We encounter many enthusiastic new gardeners at FloraKansas who have heard about the importance of planting native plants, but don’t yet have the knowledge base needed to establish a successful planting. If you’re dreaming of a flourishing prairie pollinator garden, let me unpack the why behind the what of a few more horticultural terms for you.
Often, the focus for our gardens is on blooms and succession of blooms, more so than host plants. Beautiful gardens in full bloom are what we see in catalogs, magazine and books. It is natural to gravitate toward these flourishing gardens that nectar-seeking butterflies need to sustain themselves. However, host plants (food for butterfly caterpillars) will keep them coming back to your landscape for years to come.
It’s important to plan for the entire life cycle of a pollinator. Butterflies need places to lay their eggs. Think of host plants as the baby nurseries of the garden. Female butterflies will flit and flutter through your garden looking for the right plant to lay their eggs. Some will lay their eggs on stems, or on the underside of leaves, hidden from predators. If you have a variety of host plants, you will attract a variety of butterflies.
Ultimately, the goal of any habitat garden is to provide everything those butterfly species need to complete their life cycle. Food for all stages of their life cycle, protection, and water are needed at different times throughout the year. The tiny larvae (caterpillars) will emerge and begin eating on the host plant. As they eat, they grow until they leave the plant and form a chrysalis. It is a fascinating process that you can watch unfold in your own garden.
Here are a few host plants and the pollinator they attract:
- Wild Lupine – Karner Blue butterfly
- Golden alexander – Black Swallowtail butterfly
- New Jersey Tea – Spring Azure butterfly
- Columbine – Columbine Duskywing
- Smooth Blue Aster – Crescent Butterflies
- Little Bluestem – Leonard’s Skipper
- Prairie Violet – Fritillary Butterflies
- Pearly Everlasting – American Lady
- Milkweeds – Monarchs
- Paw Paw – Zebra Swallowtail butterfly
Resource: Holm, Heather. Pollinators of Native Plants: Attract, Observe, and Identify Pollinators and Beneficial Insects with Native Plants. Pollination Press, 2014.
Knowing how much light you have within your landscape is an important piece to a sound design. By simply watching sun patterns throughout the year, you will be able to determine how much sunlight your garden receives. Industry standards and labeling can then be used to assist in selecting the right plants for your landscape conditions. Here are some terms worth knowing since all plants require sunlight to grow, but differ in the amount and intensity of light needed to prosper.

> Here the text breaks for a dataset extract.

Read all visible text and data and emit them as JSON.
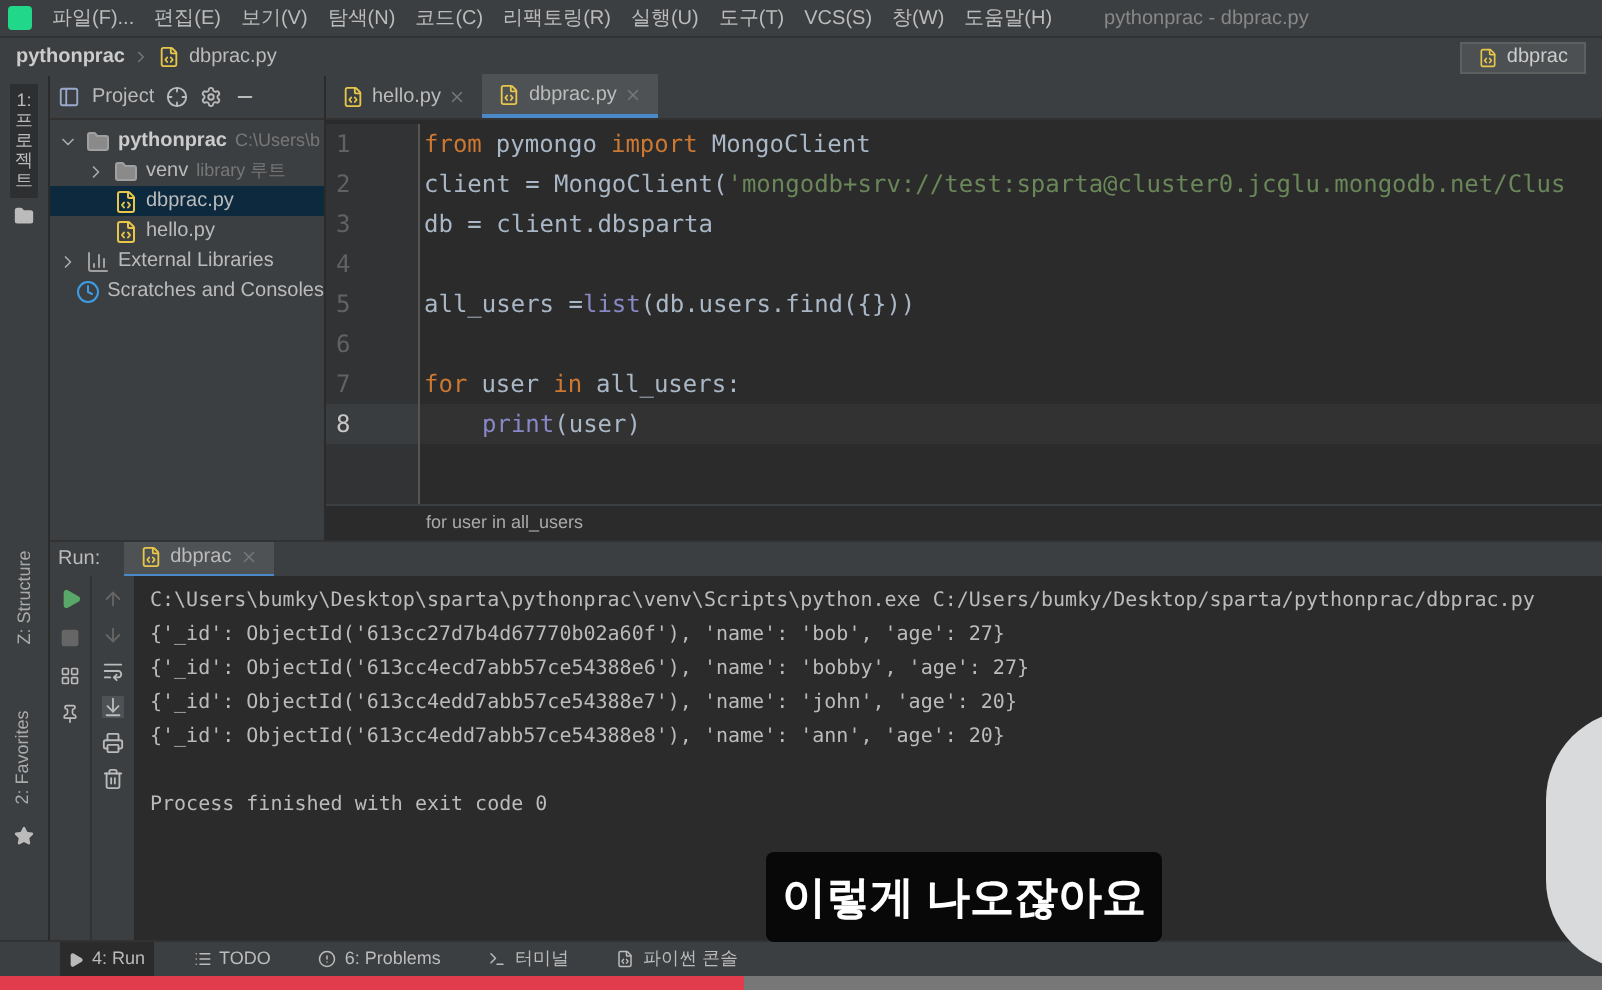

- Full sun – Plants need at least 6 hours of direct sun daily
- Part sun – Plants thrive with between 3 and 6 hours of direct sun per day
- Part shade – Plants require between 3 and 6 hours of sun per day, but need protection from intense mid-day sun
- Full shade – Plants require less than 3 hours of direct sun per day
Not surprisingly, this type of light describes what most prairie plants need. They enjoy open, bright sunny locations with direct sunlight for most of the day. This could also be morning shade/afternoon sun or vice versa, as long as there is at least 6 hours of continuous sunlight. Most of these plants have deeper root systems or adaptations that help them endure this light intensity for the growing season.
Let experience be your guide when situating plants. Yes, some plants can handle full sun, but need protection for the hot afternoon sun. Or they can handle full sun with consistent moisture. This is the other reason to understand your site, including soil moisture, soil type, root competition and drainage. All these factors directly affect plants too.
Part Sun and Part Shade
These light definitions are quite a bit different than plants for full sun. Plants for part sun and part shade obviously require less light, more importantly, the light intensity is a key factor for their endurance and success. Filtered sun for most of the day or morning sun afternoon shade fit the bill for situating plants. Too much direct sunlight for too long a period will stunt plants needing part sun or part shade.
There is often a fine line between getting too much sun that the plants suffer and getting too little light that the plants don’t bloom. For either group, providing direct morning sun is often the best choice.
Most shade plants require anything from the dappled shade found under deciduous trees, indirect light found on the north side of the house or deeper shade found under evergreens. In our area, growing shade plants can be a challenge because we are trying to grow shade plants in what was once a prairie environment with intense full sun. True shade plants often perish because they get too much sun, too much hot dry wind and/or too little moisture.
To successfully grow shade plants in our area, they need protection and consistent moisture. Any shade gardens must mimic the woodland environment. Loamy soils with leaf litter, consistent moisture – but not too much! – and protection from drying winds. It can be a challenge, but shade gardens can be carefully created with the proper light conditions, too.